Thanks for the info Pepe34, & BenF,
I wrote the analog reference entry based on my, and others, reading of the datasheet and some experiments I did on the pin, but I was never satisfied with the ambiguity in the datasheet, and have always thought about writing to the Atmel engineers for clarification - or to see if they had a schematic of the AREF system.
I missed entirely the 32K input impedance reference - but this still doesn't make it a voltage divider unless the 32k is connected on one end to ground. which the math you post seems to indicate. Does the datasheet mention there is a 32k load resistor to ground?
If there really is some input impedance input at the AREF pin, which I have always suspected, then the 5K recommendation doesn't seem to make any sense and we should tell people to just hook up a low impedance voltage source to AREF.

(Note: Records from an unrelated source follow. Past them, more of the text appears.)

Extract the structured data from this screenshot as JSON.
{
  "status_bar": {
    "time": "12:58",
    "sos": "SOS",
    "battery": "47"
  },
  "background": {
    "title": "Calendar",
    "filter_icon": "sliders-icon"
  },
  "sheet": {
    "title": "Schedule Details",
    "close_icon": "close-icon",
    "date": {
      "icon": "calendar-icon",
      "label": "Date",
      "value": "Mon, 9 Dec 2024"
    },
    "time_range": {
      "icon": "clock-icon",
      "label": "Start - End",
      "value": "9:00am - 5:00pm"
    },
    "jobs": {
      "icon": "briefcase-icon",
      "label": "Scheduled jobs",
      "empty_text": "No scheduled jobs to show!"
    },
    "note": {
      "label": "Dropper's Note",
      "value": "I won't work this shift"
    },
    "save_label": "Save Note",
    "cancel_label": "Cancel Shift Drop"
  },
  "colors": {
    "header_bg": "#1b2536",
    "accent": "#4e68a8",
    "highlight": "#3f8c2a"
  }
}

I've got a lot of chips around and I'll do some experiments with current draw and the like, but I expect to find no problems with connecting low impedance sources to the pin. Except of course, that the voltage will override the expected reference voltage.
Using the resistor does
make it possible to switch sources on the fly - but at the expensive of fussing with the voltage divider effect. I guess if the input is grounded through a 32K resistor when it's in the EXTERNAL setting a resistor to a uC pin could be used to generate the voltage, then switched off for the 1.1 or 5V setting.
Let me know if you think my interpretation is incorrect. If anyone wants to try some experiments, I'll be glad to send out new chips to users who think they may have damaged their chips in the service of science.
This is from the 328 datasheet.
AVCC is connected to the ADC through a passive switch. The internal 1.1V reference is generated
from the internal bandgap reference (VBG) through an internal amplifier. In either case, the
external AREF pin is directly connected to the ADC, and the reference voltage can be made
more immune to noise by connecting a capacitor between the AREF pin and ground. VREF can
also be measured at the AREF pin with a high impedance voltmeter. Note that VREF is a high
impedance source, and only a capacitive load should be connected in a system.
If the user has a fixed voltage source connected to the AREF pin, the user may not use the other
reference voltage options in the application, as they will be shorted to the external voltage. If no
external voltage is applied to the AREF pin, the user may switch between AVCC and 1.1V as reference
selection. The first ADC conversion result after switching reference voltage source may
be inaccurate, and the user is advised to discard this result.
"If the user has a fixed voltage source connected to the AREF pin, the user may not use the other
reference voltage options in the application, as they will be shorted to the external voltage."
This does seem to indicate that something bad may happen - other than just malfunction, but just malfunction seems like one way it could be interrpreted.